**DESCRIPTION OF THE TASK:** Look over the material for the string "title". Copy every line where it turns up.

**DATA TO PROCESS:**

========================

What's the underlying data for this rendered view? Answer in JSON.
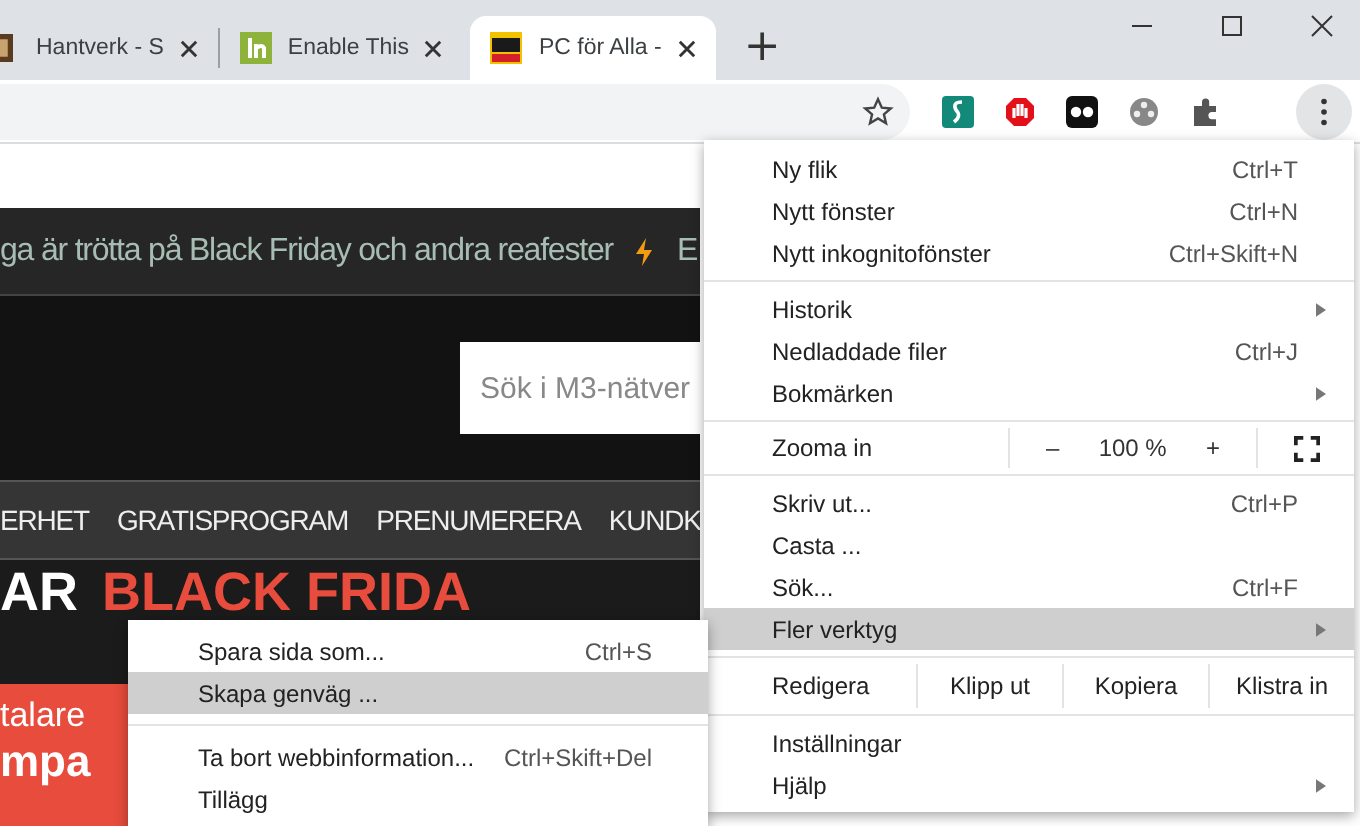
{
  "tabs": [
    {
      "title": "Hantverk - S",
      "selected": false
    },
    {
      "title": "Enable This",
      "selected": false
    },
    {
      "title": "PC för Alla -",
      "selected": true
    }
  ],
  "new_tab": "+",
  "page": {
    "ticker": "ga är trötta på Black Friday och andra reafester",
    "ticker_next": "E",
    "search": {
      "placeholder": "Sök i M3-nätver"
    },
    "nav": [
      "ERHET",
      "GRATISPROGRAM",
      "PRENUMERERA",
      "KUNDK"
    ],
    "hero": {
      "headline_1": "AR",
      "headline_2": "BLACK FRIDA",
      "label": "talare",
      "sub": "mpa"
    }
  },
  "menu": {
    "sections": [
      {
        "items": [
          {
            "kind": "item",
            "label": "Ny flik",
            "shortcut": "Ctrl+T",
            "has_submenu": false,
            "selected": false
          },
          {
            "kind": "item",
            "label": "Nytt fönster",
            "shortcut": "Ctrl+N",
            "has_submenu": false,
            "selected": false
          },
          {
            "kind": "item",
            "label": "Nytt inkognitofönster",
            "shortcut": "Ctrl+Skift+N",
            "has_submenu": false,
            "selected": false
          }
        ]
      },
      {
        "items": [
          {
            "kind": "item",
            "label": "Historik",
            "has_submenu": true,
            "selected": false
          },
          {
            "kind": "item",
            "label": "Nedladdade filer",
            "shortcut": "Ctrl+J",
            "has_submenu": false,
            "selected": false
          },
          {
            "kind": "item",
            "label": "Bokmärken",
            "has_submenu": true,
            "selected": false
          }
        ]
      },
      {
        "items": [
          {
            "kind": "zoom",
            "label": "Zooma in",
            "minus": "–",
            "value": "100 %",
            "plus": "+"
          }
        ]
      },
      {
        "items": [
          {
            "kind": "item",
            "label": "Skriv ut...",
            "shortcut": "Ctrl+P",
            "has_submenu": false,
            "selected": false
          },
          {
            "kind": "item",
            "label": "Casta ...",
            "has_submenu": false,
            "selected": false
          },
          {
            "kind": "item",
            "label": "Sök...",
            "shortcut": "Ctrl+F",
            "has_submenu": false,
            "selected": false
          },
          {
            "kind": "item",
            "label": "Fler verktyg",
            "has_submenu": true,
            "selected": true
          }
        ]
      },
      {
        "items": [
          {
            "kind": "edit",
            "label": "Redigera",
            "actions": [
              "Klipp ut",
              "Kopiera",
              "Klistra in"
            ]
          }
        ]
      },
      {
        "items": [
          {
            "kind": "item",
            "label": "Inställningar",
            "has_submenu": false,
            "selected": false
          },
          {
            "kind": "item",
            "label": "Hjälp",
            "has_submenu": true,
            "selected": false
          }
        ]
      }
    ]
  },
  "submenu": {
    "sections": [
      {
        "items": [
          {
            "label": "Spara sida som...",
            "shortcut": "Ctrl+S",
            "selected": false
          },
          {
            "label": "Skapa genväg ...",
            "selected": true
          }
        ]
      },
      {
        "items": [
          {
            "label": "Ta bort webbinformation...",
            "shortcut": "Ctrl+Skift+Del",
            "selected": false
          },
          {
            "label": "Tillägg",
            "selected": false
          }
        ]
      }
    ]
  }
}
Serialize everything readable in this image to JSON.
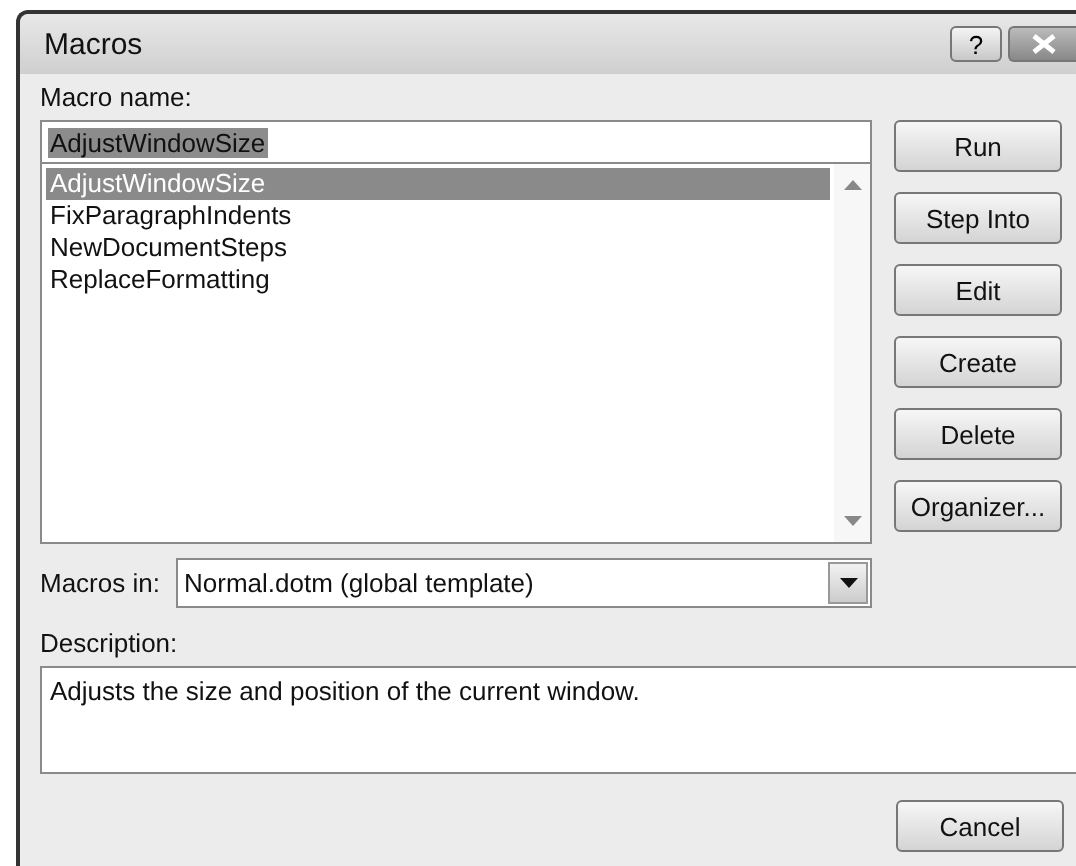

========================

**ANSWER BOX:**
      "title": "Hantverk - S",
      "title": "Enable This",
      "title": "PC för Alla -",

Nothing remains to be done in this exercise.